News From Masters
As you approach the Fonseca Center these days, you’ll see the faces of 31 Masters students gazing at you from the second-floor windows. The photo display is a collective portrait project by the grade 9 digital photo classes.
The students began their Inside/Out project in January, working in pairs. “They collaborated in their roles both as subject and as artist,” says Upper School art teacher Cheryl Hajjar. “They had to have several conversations about how they wanted to be portrayed and how they wanted to portray others.”
“For the Inside/Out project the aim was specific,” Ms. Hajjar adds. “It was about showing a diverse student body in a caring community where each member brings a unique persona to the community.”
The photos were printed on translucent paper in order to be seen from both inside and outside the Fonseca Center. Ms. Hajjar says that the front of the Center was chosen as the installation site “because the architecture of the building, especially with its large panes of glass, is so conducive to the concept. We also wanted to install the photos in a spot that is accessible to the most people: students, faculty, staff, Board members, students from other schools, alums, and visitors.”
A reception for the artists will be held on the second floor of the Fonseca Center from 4:30-5:30 PM on Friday, April 21. All are invited to attend the reception to meet the artists and discuss the project.
Through their photo installation, the students are taking part in a global participatory art project called Inside Out. Inspired by the large‐format street "pastings" created by an artist known as JR, “Inside Out gives everyone the opportunity to share their portrait and make a statement for what they stand for,” according to the project’s website. “It is a global platform for people to share their untold stories and transform messages of personal identity into works of public art. Each Inside Out group action around the world is documented, archived and exhibited online. Over 260,000 people have participated in 129 countries.”
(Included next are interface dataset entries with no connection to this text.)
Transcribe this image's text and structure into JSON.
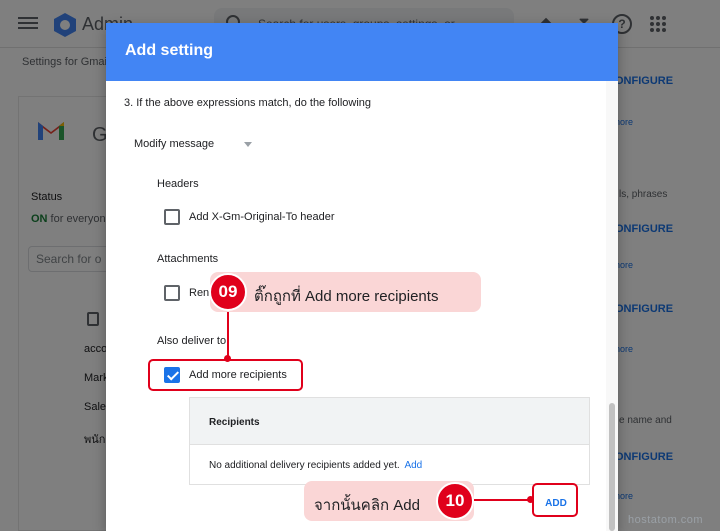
{
  "topbar": {
    "app_name": "Admin",
    "search_placeholder": "Search for users, groups, settings, or..."
  },
  "breadcrumb": "Settings for Gmail",
  "gmail_card": {
    "partial_title": "G",
    "status_label": "Status",
    "status_on": "ON",
    "status_rest": " for everyone",
    "search_placeholder": "Search for o",
    "list_items": [
      "acco",
      "Mark",
      "Sale",
      "พนัก"
    ]
  },
  "right_column": {
    "configure": "ONFIGURE",
    "more": "nore",
    "text_phrases": "ls, phrases",
    "text_name": "e name and"
  },
  "dialog": {
    "title": "Add setting",
    "step_text": "3. If the above expressions match, do the following",
    "action_select": "Modify message",
    "headers_label": "Headers",
    "header_option": "Add X-Gm-Original-To header",
    "attachments_label": "Attachments",
    "attachment_option": "Ren",
    "also_deliver_label": "Also deliver to",
    "add_recipients_option": "Add more recipients",
    "add_recipients_checked": true,
    "recipients_title": "Recipients",
    "recipients_empty": "No additional delivery recipients added yet.",
    "recipients_add_link": "Add",
    "add_button": "ADD"
  },
  "annotations": {
    "step9_number": "09",
    "step9_text": "ติ๊กถูกที่ Add more recipients",
    "step10_number": "10",
    "step10_text": "จากนั้นคลิก Add"
  },
  "watermark": "hostatom.com",
  "colors": {
    "header_blue": "#4285f4",
    "link_blue": "#1a73e8",
    "annotation_red": "#e0001b",
    "callout_pink": "#fad6d6"
  }
}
Ms. Hajjar says she has asked for permission to upload an image of the ninth graders’ installation to the Inside Out Project website for possible inclusion in the worldwide project.